Language is fundamental in the cultural and political development of any nation, and it helps to integrate people between cultures. Language helps one to express his thoughts, ideals, feelings, but whenever the knowledge of a language is lacked, one becomes incapacitated and alienated.
Before the Nigeria civil war, when western education came, many Igbo elites who embraced western education prefer to speak English Language in the midst of those who lack such knowledge. To most of them it is a way to express superiority over illiterates. In an attempt to measure up, people were forced to learn and speak English language to the detriment of their own language – Igbo. The noise being made by elites about this foreign language in various Igbo communities make people feel that speaking Igbo language is an abomination. This has resulted to the speaking of English language by both old and young in the various Igbo communities rightly or wrongly. It is disheartening to note that the elite who are supposed to foster the growth of Igbo language are the worst victims of the situation.
In many homes with educated parents, children are only communicated with in English language and not in their native language.
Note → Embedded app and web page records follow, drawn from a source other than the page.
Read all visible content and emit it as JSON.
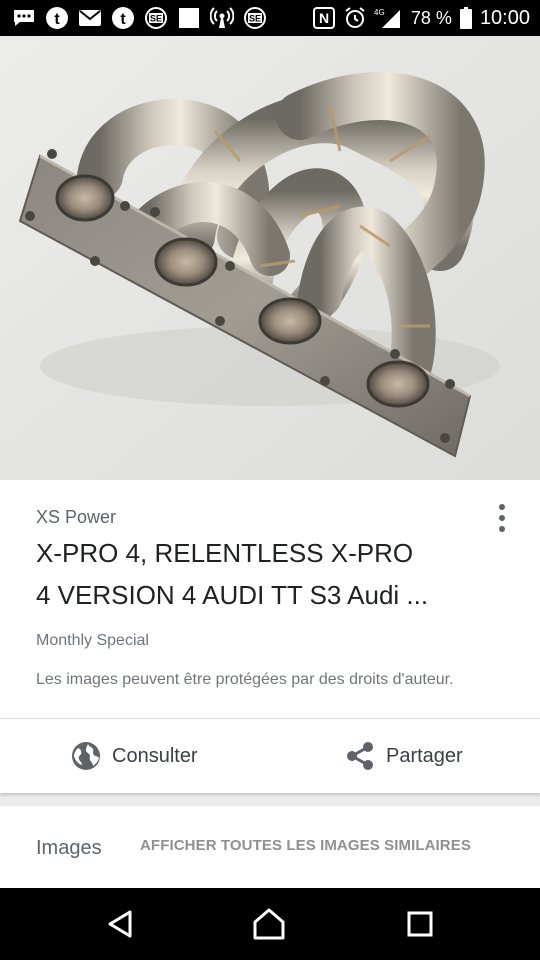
{
  "status_bar": {
    "notification_icons": [
      "messages-icon",
      "tumblr-icon",
      "email-icon",
      "tumblr-icon",
      "se-app-icon",
      "square-app-icon",
      "hotspot-icon",
      "se-app-icon"
    ],
    "nfc": "N",
    "network": "4G",
    "battery_percent": "78 %",
    "time": "10:00"
  },
  "result": {
    "source": "XS Power",
    "title_line1": "X-PRO 4, RELENTLESS X-PRO",
    "title_line2": "4 VERSION 4 AUDI TT S3 Audi ...",
    "subtitle": "Monthly Special",
    "copyright_notice": "Les images peuvent être protégées par des droits d'auteur."
  },
  "actions": {
    "consult_label": "Consulter",
    "share_label": "Partager"
  },
  "images_section": {
    "label": "Images",
    "similar_link": "AFFICHER TOUTES LES IMAGES SIMILAIRES"
  },
  "colors": {
    "accent_text": "#202124",
    "secondary_text": "#5f6368",
    "background": "#ececec"
  }
}
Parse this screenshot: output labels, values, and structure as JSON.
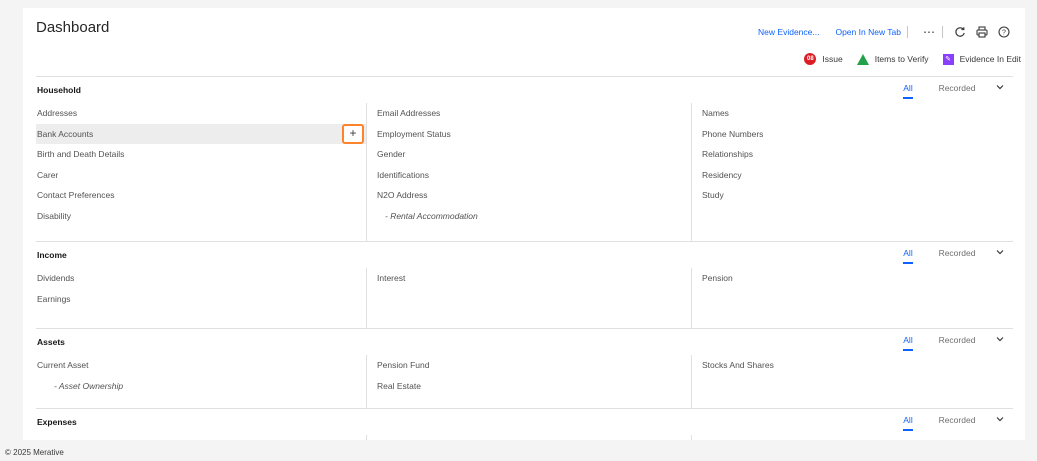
{
  "page": {
    "title": "Dashboard"
  },
  "top_actions": {
    "new_evidence": "New Evidence...",
    "open_new_tab": "Open In New Tab",
    "more_icon": "overflow-menu-icon",
    "refresh_icon": "refresh-icon",
    "print_icon": "print-icon",
    "help_icon": "help-icon"
  },
  "legend": {
    "issue": "Issue",
    "issue_badge": "08",
    "items_to_verify": "Items to Verify",
    "evidence_in_edit": "Evidence In Edit"
  },
  "colors": {
    "accent": "#0f62fe",
    "issue": "#da1e28",
    "verify": "#24a148",
    "edit": "#8a3ffc",
    "focus": "#ff832b"
  },
  "tabs": {
    "all": "All",
    "recorded": "Recorded"
  },
  "sections": [
    {
      "title": "Household",
      "col1": [
        {
          "label": "Addresses"
        },
        {
          "label": "Bank Accounts",
          "hover": true,
          "add": "+"
        },
        {
          "label": "Birth and Death Details"
        },
        {
          "label": "Carer"
        },
        {
          "label": "Contact Preferences"
        },
        {
          "label": "Disability"
        }
      ],
      "col2": [
        {
          "label": "Email Addresses"
        },
        {
          "label": "Employment Status"
        },
        {
          "label": "Gender"
        },
        {
          "label": "Identifications"
        },
        {
          "label": "N2O Address"
        },
        {
          "label": "- Rental Accommodation",
          "sub": true
        }
      ],
      "col3": [
        {
          "label": "Names"
        },
        {
          "label": "Phone Numbers"
        },
        {
          "label": "Relationships"
        },
        {
          "label": "Residency"
        },
        {
          "label": "Study"
        }
      ]
    },
    {
      "title": "Income",
      "col1": [
        {
          "label": "Dividends"
        },
        {
          "label": "Earnings"
        }
      ],
      "col2": [
        {
          "label": "Interest"
        }
      ],
      "col3": [
        {
          "label": "Pension"
        }
      ]
    },
    {
      "title": "Assets",
      "col1": [
        {
          "label": "Current Asset"
        },
        {
          "label": "- Asset Ownership",
          "sub": true
        }
      ],
      "col2": [
        {
          "label": "Pension Fund"
        },
        {
          "label": "Real Estate"
        }
      ],
      "col3": [
        {
          "label": "Stocks And Shares"
        }
      ]
    },
    {
      "title": "Expenses",
      "col1": [],
      "col2": [],
      "col3": []
    }
  ],
  "footer": "© 2025 Merative"
}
As a result, the illiterates who feel that they are being messed up by the elites now send their children to very good schools. Some even flog their children if they hear them speak Igbo. They even prefer them speaking Pidgin English than Igbo. To make the situation worse, most of the Igbo people are masters of other people’s languages. Many Igbo people who are resident in Hausa lands prefer to speak Hausa to their children than Igbo. So are those in Yoruba land. Those who find themselves in America, Britain or other parts of Europe speak strange languages to their children, thereby helping the Igbo language to go into extinction.
There is nothing wrong in knowing other people’s languages but such should not be preferred to one’s own native language in the case of some Igbo today. This makes it very difficult for children born to Igbo parents to appreciate the culture of the Igbo since they do not have knowledge of the Igbo language and culture. In Igboland, a bird is called “Nnunu” and most children do not know that. If you ask many Igbo children resident outside Igboland what a bird is called in the native language of their residents, they will surely give you the answer before the question is concluded. Today many Igbo children marry on the streets because they were not taught or involved in Igbo marriages. Many do not know that their parents, kinsmen, relations are to be involved in such ceremony. How can you have a proper understanding of these factors when the knowledge of the custom of Igbo language is neglected? People who have in-depth knowledge of the custom of Igbo are mostly those who know and appreciate the language.
In the highly Christianized Igbo society today, you just find out that our Lord and Master Jesus Christ is at home with the Igbo language. His name did not only spread throughout Igboland, but He has actually become their Lord and Saviour. Jesus speaks Igbo language because He is the origin of it and as such uses it to communicate the message of salvation to many. Today, the Igboman finds in the word of God some of the accepted laws and customs of the Igbo people, thereby finding their root and origin from God Himself. Jesus is not a stranger in Igboland hence certain of the Christian laws are found among the Igbo people. In the olden days it is rare to witness divorce amongst the Igbo, telling us that the ancient Igbo walked with God. This is why it is dangerous for Igbo children, especially those whose parents do not know Igbo language, to take hold of other people’s culture which they know nothing about.
As an individual I believe that ideology has a bit of its root from language. How can one represent Igbo ideology when he is ignorant of the language? If the language is lost, what then will remain of the identity of the Igbo nation? It pains me on how people frown at certain Igbo dialects but yet are willing to learn other strange languages and dialects which are even more difficult than the Greek language. If we do not believe in projecting our own native language, how can we have the same ideology? A close watch at meetings (traditional, political and religious) reveals that the educated ones (western education) find joy in speaking English language to a lot of people who do not have the same knowledge. At the end the ideas which they have suggested will hardly be understood by those who cannot speak and understand English language very well. Many, who speak in foreign languages other than the Igbo language in meetings, often end up being misunderstood, because of the problem of leaving their ideas halfway or kill it due to wrong communication approach. This has led to lack of direction in most Igbo meetings.
Most people, who were appointed commissioners for culture in some Igbo speaking States in the past, were actually speaking strange languages to their people. This led to the failure in achieving the needed objectives. Many of them were busy promoting western cultures and languages. The Igbo should learn a lesson from the mistakes of the people in the past. At this juncture, it has become necessary to give our language a good footing by teaching ourselves, children and others. We will also communicate the truth of the Gospel better in Igbo language when we understand that our Lord and Master Jesus Christ loves this very language – Igbo! Igbo language has to be promoted and taken seriously as if it is one of our daily menus. I wish every Igbo should accept this as a mistake and then take appropriate corrections to ensuring that the language grows. Steps should be taken to ensure that parents encourage their children to speak Igbo language at all times. It is the language Jesus loves to speak!